Among those with a longer transit time, a spot Google search will show that Changi seems to be one of the few airports – up there with Schipol, Sydney and yes, Hong Kong – which passengers don’t seem to mind spending more time in.
A transit passenger – or indeed anyone forced to check in earlier than normal in the face of some ridiculous new security requirements – will pretty much find something of interest. If it’s too early for bars, for instance, or if you don’t share the average Singaporean’s passion for itinerant eating, there’s a classic movie on view free of charge, or better yet, a chance to grab a last-minute tan beside what must be one of the world’s few rooftop airport swimming pools. Gym, free Xbox games, live bands, a free city tour, reflexology and foot massages, all kinds of shopping and best of all, free internet – all of it seems designed to lull the mind into believing one is at Changi Airport for something other than actually catching a flight. “We believe in variety,” says Goh. “Airports must recognise they are part of a traveller’s journey and cannot leave a poor aftertaste.”
This emphasis on turning the airport into a mall benefits business, too: the bulk of Changi’s revenue comes from non-aeronautalical sources (58 per cent or S$567 million ($360.2 million) of a total S$974 million in 204-2005), thus reducing airline costs and boosting the airport-airline relationship, says Tan. “We share a symbiotic relationship with airlines. For new airlines, we will facilitate start-up operations and provide marketing support, and even offer cash incentives or landing and rental rebates to grow traffic.”
Even Changi’s approach to security is efficient: they simply throw on more personnel and extra machines. The traveller only need scan hand luggage and should the airport’s check-in scan show something suspicious, he’s driven from his gate to baggage ID and back, says Ling.
The airport is linked by 80 airlines to 184 cities in 57 countries and saw some 32.4 million passenger move-ments last year. About 22 per cent of total passenger traffic is between Singapore and the Middle East, as of January to June 2006.
The airport expects to set a record of 35 million total passenger movements this year, if the 7.7 per cent growth figure of the first nine months is maintained, according to a Channel News Asia report quoting Lim Hwee Hua, Minister of State for Finance and Transport.
These numbers will rise even further once the airport’s S$1.75 billion, 20-million-capacity Terminal 3 comes into play in early 2008, increasing total capacity to around 64 million.
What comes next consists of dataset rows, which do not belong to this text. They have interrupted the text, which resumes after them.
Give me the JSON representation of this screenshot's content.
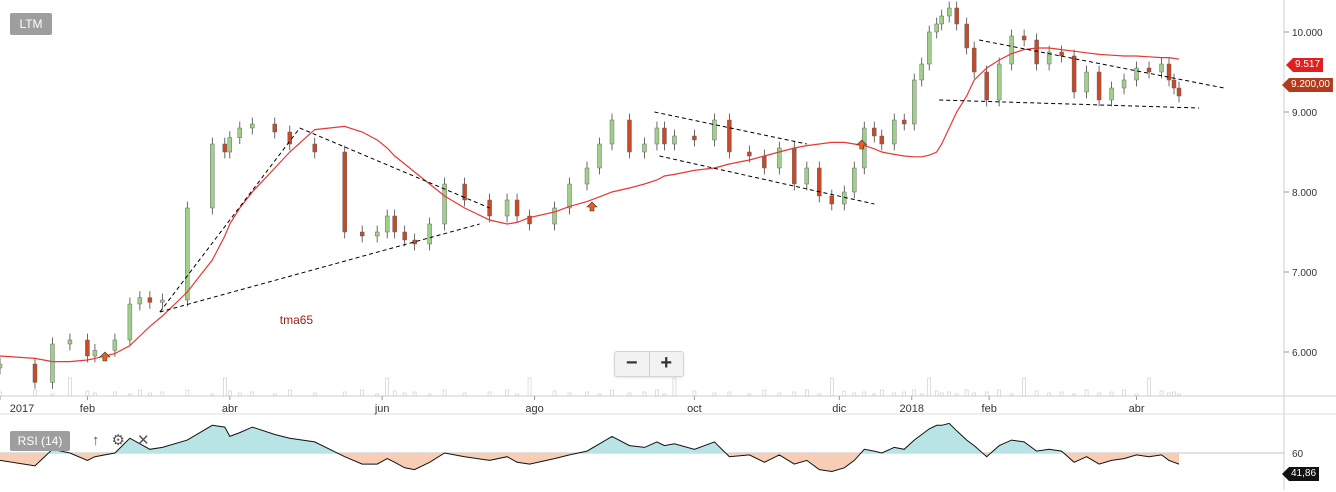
{
  "ticker": "LTM",
  "colors": {
    "up": "#9fcf8a",
    "down": "#c84a2a",
    "ma": "#e53935",
    "trend": "#000000",
    "rsi_up_fill": "#b8e4e6",
    "rsi_down_fill": "#f8cdb5",
    "grid": "#c8c8c8"
  },
  "price_ticks": [
    "10.000",
    "9.000",
    "8.000",
    "7.000",
    "6.000"
  ],
  "price_tick_values": [
    10,
    9,
    8,
    7,
    6
  ],
  "price_range": [
    5.45,
    10.4
  ],
  "x_labels": [
    "2017",
    "feb",
    "abr",
    "jun",
    "ago",
    "oct",
    "dic",
    "2018",
    "feb",
    "abr"
  ],
  "x_label_days": [
    0,
    35,
    92,
    153,
    214,
    278,
    336,
    365,
    396,
    455
  ],
  "x_range_days": [
    0,
    474
  ],
  "last_price_label": "9.517",
  "ref_price_label": "9.200,00",
  "ma_label": "tma65",
  "zoom": {
    "minus": "−",
    "plus": "+"
  },
  "rsi": {
    "label": "RSI (14)",
    "tick": "60",
    "value_label": "41,86",
    "tools": {
      "up": "↑",
      "settings": "⚙",
      "close": "✕"
    }
  },
  "chart_data": {
    "type": "candlestick",
    "title": "LTM",
    "series": [
      {
        "name": "LTM",
        "x_days": [
          0,
          14,
          21,
          28,
          35,
          38,
          46,
          52,
          56,
          60,
          65,
          75,
          85,
          90,
          92,
          96,
          101,
          110,
          116,
          126,
          138,
          145,
          151,
          155,
          158,
          162,
          166,
          172,
          178,
          186,
          196,
          203,
          207,
          212,
          222,
          228,
          235,
          240,
          245,
          252,
          258,
          263,
          266,
          270,
          278,
          286,
          292,
          300,
          306,
          312,
          318,
          323,
          328,
          333,
          338,
          342,
          346,
          350,
          353,
          358,
          362,
          366,
          369,
          372,
          375,
          377,
          380,
          383,
          387,
          390,
          395,
          400,
          405,
          410,
          415,
          420,
          425,
          430,
          435,
          440,
          445,
          450,
          455,
          460,
          465,
          468,
          470,
          472
        ],
        "close": [
          5.85,
          5.62,
          6.1,
          6.15,
          5.95,
          6.02,
          6.15,
          6.6,
          6.68,
          6.62,
          6.65,
          7.8,
          8.6,
          8.5,
          8.68,
          8.8,
          8.85,
          8.75,
          8.6,
          8.5,
          7.5,
          7.45,
          7.5,
          7.7,
          7.5,
          7.4,
          7.35,
          7.6,
          8.1,
          7.9,
          7.7,
          7.9,
          7.7,
          7.6,
          7.8,
          8.1,
          8.3,
          8.6,
          8.9,
          8.5,
          8.6,
          8.8,
          8.6,
          8.7,
          8.65,
          8.9,
          8.5,
          8.45,
          8.3,
          8.55,
          8.1,
          8.3,
          7.95,
          7.85,
          8.0,
          8.3,
          8.8,
          8.7,
          8.6,
          8.9,
          8.85,
          9.4,
          9.6,
          10.0,
          10.1,
          10.2,
          10.3,
          10.1,
          9.8,
          9.5,
          9.15,
          9.6,
          9.95,
          9.9,
          9.6,
          9.75,
          9.7,
          9.25,
          9.5,
          9.15,
          9.3,
          9.4,
          9.55,
          9.5,
          9.6,
          9.4,
          9.3,
          9.2
        ],
        "ma65": [
          5.95,
          5.92,
          5.88,
          5.88,
          5.9,
          5.92,
          5.98,
          6.08,
          6.2,
          6.32,
          6.45,
          6.75,
          7.15,
          7.45,
          7.6,
          7.8,
          8.0,
          8.3,
          8.5,
          8.78,
          8.82,
          8.75,
          8.65,
          8.55,
          8.45,
          8.35,
          8.25,
          8.1,
          7.95,
          7.8,
          7.65,
          7.6,
          7.62,
          7.68,
          7.75,
          7.82,
          7.88,
          7.94,
          8.0,
          8.05,
          8.1,
          8.15,
          8.2,
          8.22,
          8.27,
          8.3,
          8.35,
          8.4,
          8.45,
          8.5,
          8.55,
          8.58,
          8.6,
          8.62,
          8.62,
          8.6,
          8.58,
          8.54,
          8.5,
          8.47,
          8.45,
          8.44,
          8.44,
          8.46,
          8.5,
          8.6,
          8.8,
          9.0,
          9.2,
          9.4,
          9.55,
          9.65,
          9.73,
          9.78,
          9.8,
          9.8,
          9.78,
          9.76,
          9.74,
          9.72,
          9.71,
          9.7,
          9.7,
          9.69,
          9.68,
          9.68,
          9.67,
          9.66
        ]
      }
    ],
    "trendlines": [
      {
        "x": [
          64,
          120
        ],
        "y": [
          6.5,
          8.8
        ]
      },
      {
        "x": [
          64,
          192
        ],
        "y": [
          6.5,
          7.6
        ]
      },
      {
        "x": [
          120,
          196
        ],
        "y": [
          8.8,
          7.8
        ]
      },
      {
        "x": [
          262,
          323
        ],
        "y": [
          9.0,
          8.6
        ]
      },
      {
        "x": [
          264,
          350
        ],
        "y": [
          8.45,
          7.85
        ]
      },
      {
        "x": [
          392,
          490
        ],
        "y": [
          9.9,
          9.3
        ]
      },
      {
        "x": [
          376,
          480
        ],
        "y": [
          9.15,
          9.05
        ]
      }
    ],
    "signal_arrows_days": [
      42,
      237,
      345
    ],
    "volume_bars": [
      0.2,
      0.3,
      0.1,
      0.9,
      0.25,
      0.15,
      0.2,
      0.1,
      0.3,
      0.15
    ],
    "rsi_series": [
      56,
      53,
      62,
      60,
      56,
      58,
      60,
      68,
      65,
      62,
      63,
      67,
      75,
      74,
      69,
      71,
      74,
      70,
      68,
      66,
      58,
      54,
      54,
      57,
      55,
      52,
      51,
      55,
      60,
      58,
      56,
      58,
      55,
      54,
      57,
      59,
      61,
      65,
      69,
      64,
      63,
      66,
      64,
      65,
      62,
      66,
      58,
      59,
      55,
      59,
      54,
      56,
      51,
      50,
      52,
      56,
      62,
      61,
      60,
      63,
      62,
      67,
      70,
      73,
      75,
      75,
      76,
      72,
      67,
      64,
      58,
      64,
      67,
      66,
      61,
      62,
      61,
      55,
      58,
      54,
      56,
      57,
      59,
      58,
      59,
      56,
      55,
      54
    ],
    "rsi_range": [
      40,
      80
    ],
    "rsi_level": 60,
    "ylim": [
      5.45,
      10.4
    ]
  }
}
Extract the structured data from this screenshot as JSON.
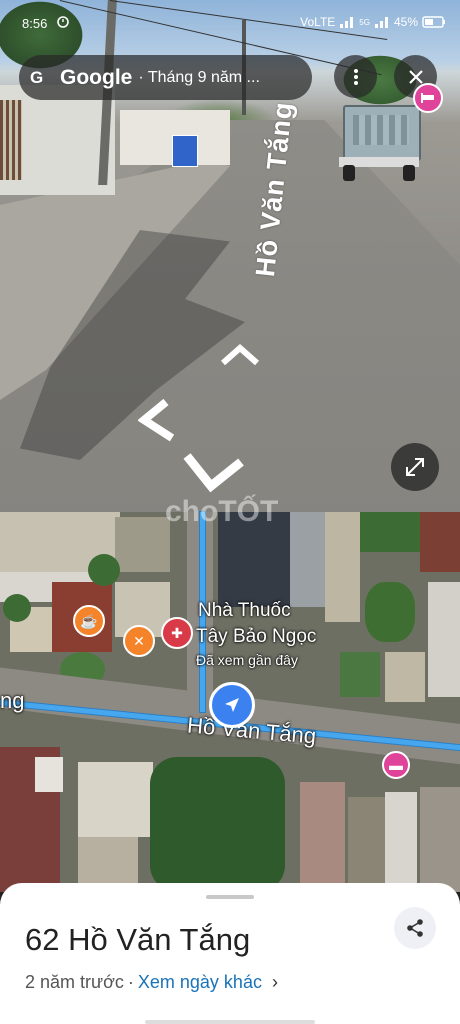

Terminal 2 has just been upgraded at S$240 million and Terminal 1 will be upgraded from 2007 to 2010 at a cost of S$180 million, but both terminals – and runways – are capable of meeting current demands, says Goh, including handling the A380.
So while they’re not saying very much about competing with JXB, the long-term plans are in place: construction of Terminal 4 is likely to begin 10 years into the life of Terminal 3, while land for Terminal 5 is already being reclaimed. “It is important to have capacity ahead of demand, but we don’t want to overbuild too early,” says Goh.
New traffic, says Tan, will come from new and emerging markets, such as India, China and the Middle East (Qatar, Bahrain and Oman) and from Singapore’s two new integrated resorts at Marina and Sentosa.
But one area where Changi needs to catch up with Dubai airport? Duty free. On the journey out of Dubai, TTN purchased a very pleasurable champagne indeed – and on arrival in Singapore was quizzed on price by staff at Singapore Duty Free, who were decidedly put out to find the same product – but in fancy packaging – retailed in Singapore complete for about an extra Dh40 ($10.9). Which, of course, only served to make the champers that much more enjoyable.